Data for analysis START

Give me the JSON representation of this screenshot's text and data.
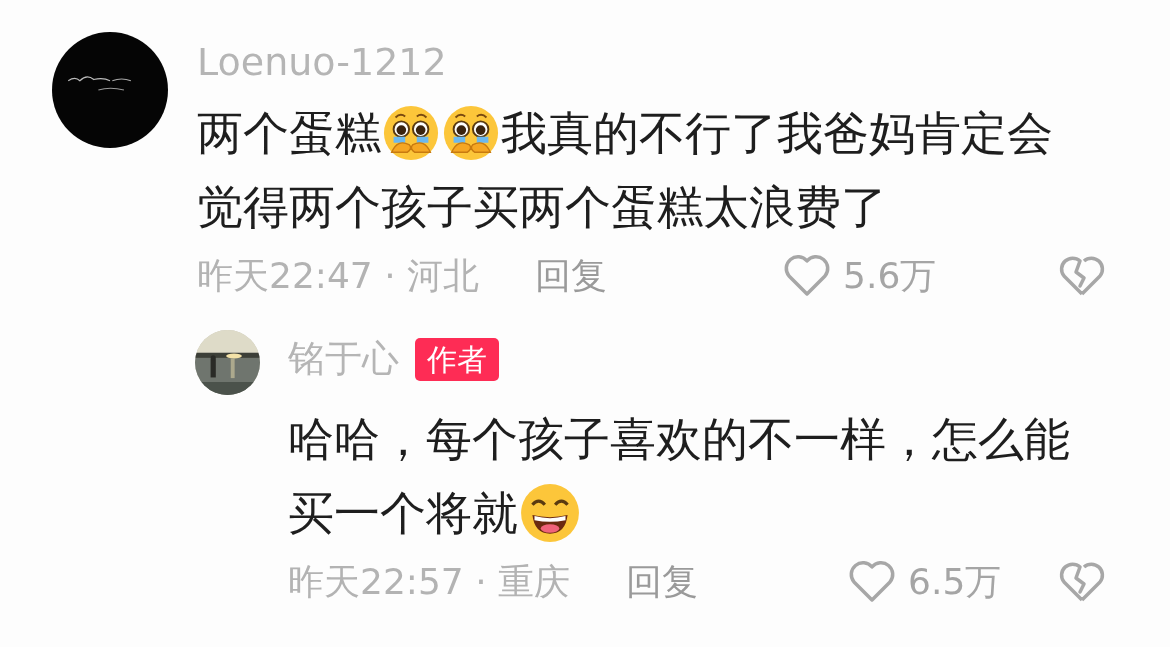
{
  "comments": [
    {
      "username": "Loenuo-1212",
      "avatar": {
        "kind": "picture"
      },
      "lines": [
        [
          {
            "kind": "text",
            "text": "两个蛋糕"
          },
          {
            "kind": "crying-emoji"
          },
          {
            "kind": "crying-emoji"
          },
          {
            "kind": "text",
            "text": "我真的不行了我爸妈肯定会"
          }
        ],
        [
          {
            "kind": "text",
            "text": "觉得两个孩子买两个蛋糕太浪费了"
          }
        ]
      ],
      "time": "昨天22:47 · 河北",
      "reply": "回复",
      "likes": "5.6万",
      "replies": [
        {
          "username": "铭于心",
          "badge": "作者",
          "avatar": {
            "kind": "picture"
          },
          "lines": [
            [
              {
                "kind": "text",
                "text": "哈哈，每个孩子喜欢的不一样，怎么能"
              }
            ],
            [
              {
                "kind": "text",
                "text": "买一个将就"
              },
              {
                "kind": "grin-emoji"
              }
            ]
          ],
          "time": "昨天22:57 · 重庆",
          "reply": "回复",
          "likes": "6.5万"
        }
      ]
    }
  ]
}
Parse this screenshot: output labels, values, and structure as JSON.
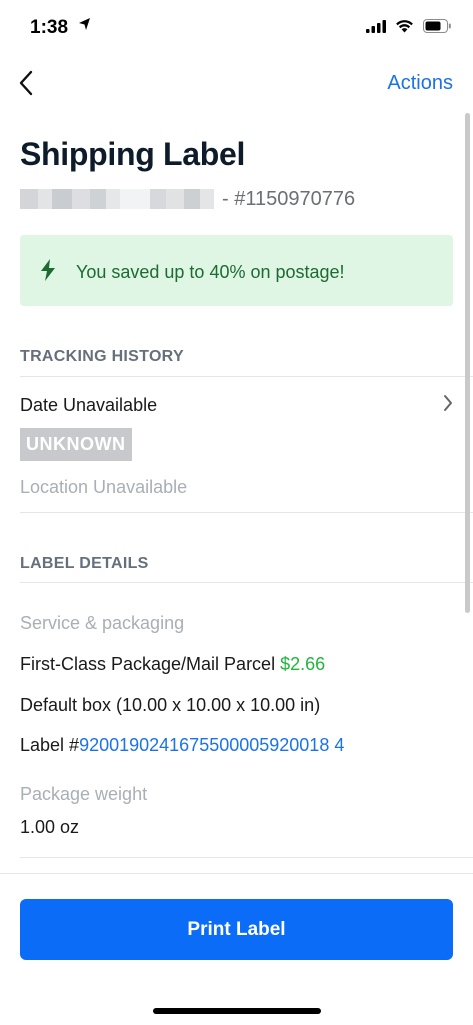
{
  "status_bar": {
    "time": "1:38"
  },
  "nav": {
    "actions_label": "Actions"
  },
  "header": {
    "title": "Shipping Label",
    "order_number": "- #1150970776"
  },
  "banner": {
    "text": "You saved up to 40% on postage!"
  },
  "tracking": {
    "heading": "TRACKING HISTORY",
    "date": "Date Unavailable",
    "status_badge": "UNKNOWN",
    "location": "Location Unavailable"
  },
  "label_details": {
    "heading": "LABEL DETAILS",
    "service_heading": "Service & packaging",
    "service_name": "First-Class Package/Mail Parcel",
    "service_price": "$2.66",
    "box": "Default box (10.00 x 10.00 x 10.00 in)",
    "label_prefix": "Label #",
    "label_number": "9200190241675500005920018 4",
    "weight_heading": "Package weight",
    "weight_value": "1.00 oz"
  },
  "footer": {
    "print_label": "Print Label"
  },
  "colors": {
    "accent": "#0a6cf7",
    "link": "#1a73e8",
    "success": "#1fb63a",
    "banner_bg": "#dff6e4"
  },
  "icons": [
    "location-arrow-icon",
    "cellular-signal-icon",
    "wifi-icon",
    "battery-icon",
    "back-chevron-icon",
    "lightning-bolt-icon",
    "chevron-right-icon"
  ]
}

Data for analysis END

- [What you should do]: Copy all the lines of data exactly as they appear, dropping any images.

- [Worked solution]:
Give me the JSON representation of this screenshot's text and data.
{
  "comments": [
    {
      "username": "Loenuo-1212",
      "avatar": {
        "kind": "picture"
      },
      "lines": [
        [
          {
            "kind": "text",
            "text": "两个蛋糕"
          },
          {
            "kind": "crying-emoji"
          },
          {
            "kind": "crying-emoji"
          },
          {
            "kind": "text",
            "text": "我真的不行了我爸妈肯定会"
          }
        ],
        [
          {
            "kind": "text",
            "text": "觉得两个孩子买两个蛋糕太浪费了"
          }
        ]
      ],
      "time": "昨天22:47 · 河北",
      "reply": "回复",
      "likes": "5.6万",
      "replies": [
        {
          "username": "铭于心",
          "badge": "作者",
          "avatar": {
            "kind": "picture"
          },
          "lines": [
            [
              {
                "kind": "text",
                "text": "哈哈，每个孩子喜欢的不一样，怎么能"
              }
            ],
            [
              {
                "kind": "text",
                "text": "买一个将就"
              },
              {
                "kind": "grin-emoji"
              }
            ]
          ],
          "time": "昨天22:57 · 重庆",
          "reply": "回复",
          "likes": "6.5万"
        }
      ]
    }
  ]
}
Parse this screenshot: output labels, values, and structure as JSON.
{
  "status_bar": {
    "time": "1:38"
  },
  "nav": {
    "actions_label": "Actions"
  },
  "header": {
    "title": "Shipping Label",
    "order_number": "- #1150970776"
  },
  "banner": {
    "text": "You saved up to 40% on postage!"
  },
  "tracking": {
    "heading": "TRACKING HISTORY",
    "date": "Date Unavailable",
    "status_badge": "UNKNOWN",
    "location": "Location Unavailable"
  },
  "label_details": {
    "heading": "LABEL DETAILS",
    "service_heading": "Service & packaging",
    "service_name": "First-Class Package/Mail Parcel",
    "service_price": "$2.66",
    "box": "Default box (10.00 x 10.00 x 10.00 in)",
    "label_prefix": "Label #",
    "label_number": "9200190241675500005920018 4",
    "weight_heading": "Package weight",
    "weight_value": "1.00 oz"
  },
  "footer": {
    "print_label": "Print Label"
  },
  "colors": {
    "accent": "#0a6cf7",
    "link": "#1a73e8",
    "success": "#1fb63a",
    "banner_bg": "#dff6e4"
  },
  "icons": [
    "location-arrow-icon",
    "cellular-signal-icon",
    "wifi-icon",
    "battery-icon",
    "back-chevron-icon",
    "lightning-bolt-icon",
    "chevron-right-icon"
  ]
}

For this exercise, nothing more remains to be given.